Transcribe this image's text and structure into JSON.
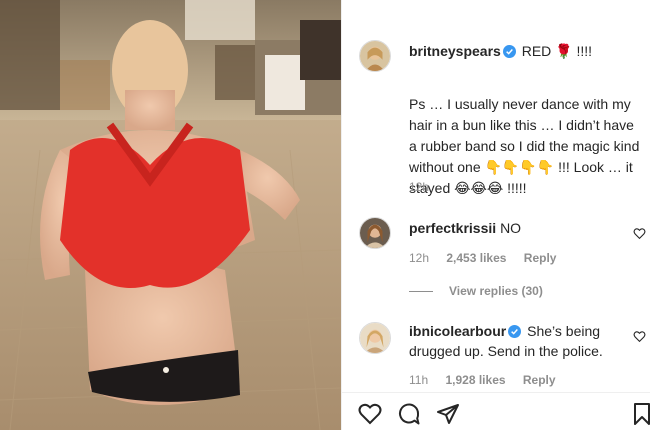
{
  "post": {
    "caption": {
      "username": "britneyspears",
      "headline": "RED 🌹 !!!!",
      "body": "Ps … I usually never dance with my hair in a bun like this … I didn’t have a rubber band so I did the magic kind without one 👇👇👇👇 !!! Look … it stayed 😂😂😂 !!!!!",
      "time": "12h"
    },
    "comments": [
      {
        "username": "perfectkrissii",
        "text": "NO",
        "time": "12h",
        "likes": "2,453 likes",
        "reply": "Reply",
        "view_replies": "View replies (30)"
      },
      {
        "username": "ibnicolearbour",
        "text": "She’s being drugged up. Send in the police.",
        "time": "11h",
        "likes": "1,928 likes",
        "reply": "Reply"
      }
    ]
  },
  "icons": {
    "verified": "verified-badge-icon",
    "like": "heart-icon",
    "comment": "comment-icon",
    "share": "share-icon",
    "save": "bookmark-icon"
  },
  "colors": {
    "verified": "#3897f0",
    "muted": "#8e8e8e",
    "text": "#262626"
  }
}
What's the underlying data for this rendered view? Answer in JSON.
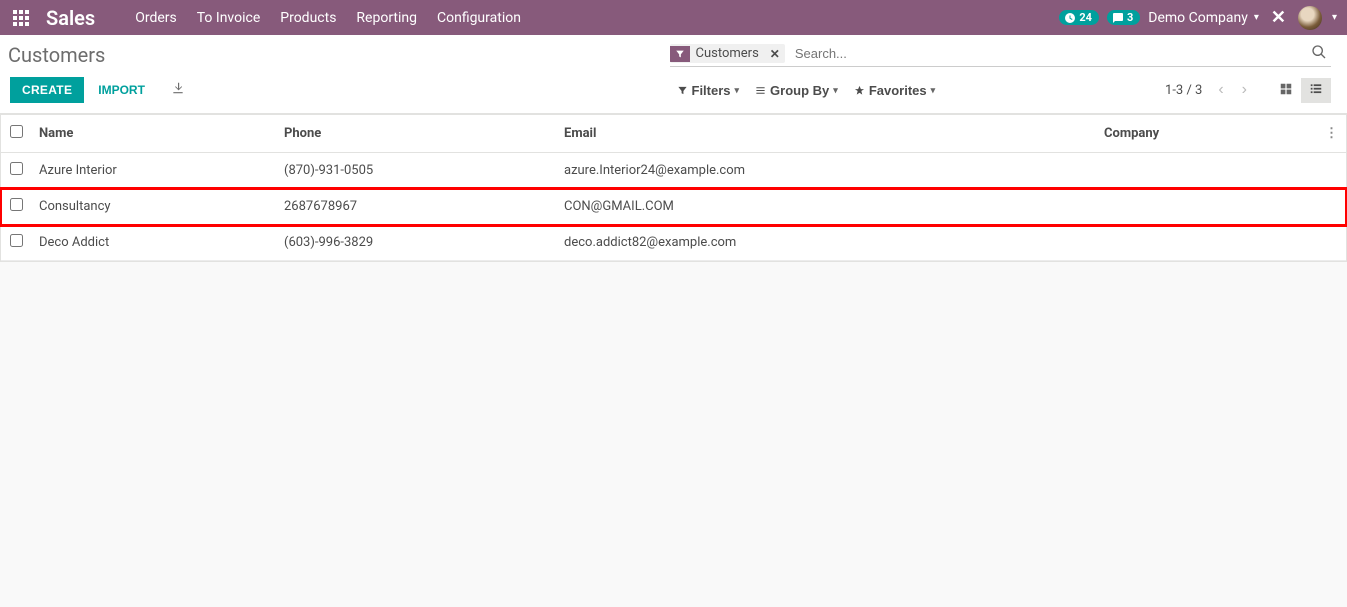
{
  "topbar": {
    "brand": "Sales",
    "nav": [
      "Orders",
      "To Invoice",
      "Products",
      "Reporting",
      "Configuration"
    ],
    "activity_count": "24",
    "messages_count": "3",
    "company": "Demo Company"
  },
  "breadcrumb": {
    "title": "Customers"
  },
  "search": {
    "facet_label": "Customers",
    "placeholder": "Search..."
  },
  "buttons": {
    "create": "CREATE",
    "import": "IMPORT",
    "filters": "Filters",
    "group_by": "Group By",
    "favorites": "Favorites"
  },
  "pager": {
    "text": "1-3 / 3"
  },
  "table": {
    "headers": {
      "name": "Name",
      "phone": "Phone",
      "email": "Email",
      "company": "Company"
    },
    "rows": [
      {
        "name": "Azure Interior",
        "phone": "(870)-931-0505",
        "email": "azure.Interior24@example.com",
        "company": "",
        "highlight": false
      },
      {
        "name": "Consultancy",
        "phone": "2687678967",
        "email": "CON@GMAIL.COM",
        "company": "",
        "highlight": true
      },
      {
        "name": "Deco Addict",
        "phone": "(603)-996-3829",
        "email": "deco.addict82@example.com",
        "company": "",
        "highlight": false
      }
    ]
  }
}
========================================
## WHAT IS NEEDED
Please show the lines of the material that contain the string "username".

## ANSWER TO THIS PROBLEM
      "username": "britneyspears",
        "username": "perfectkrissii",
        "username": "ibnicolearbour",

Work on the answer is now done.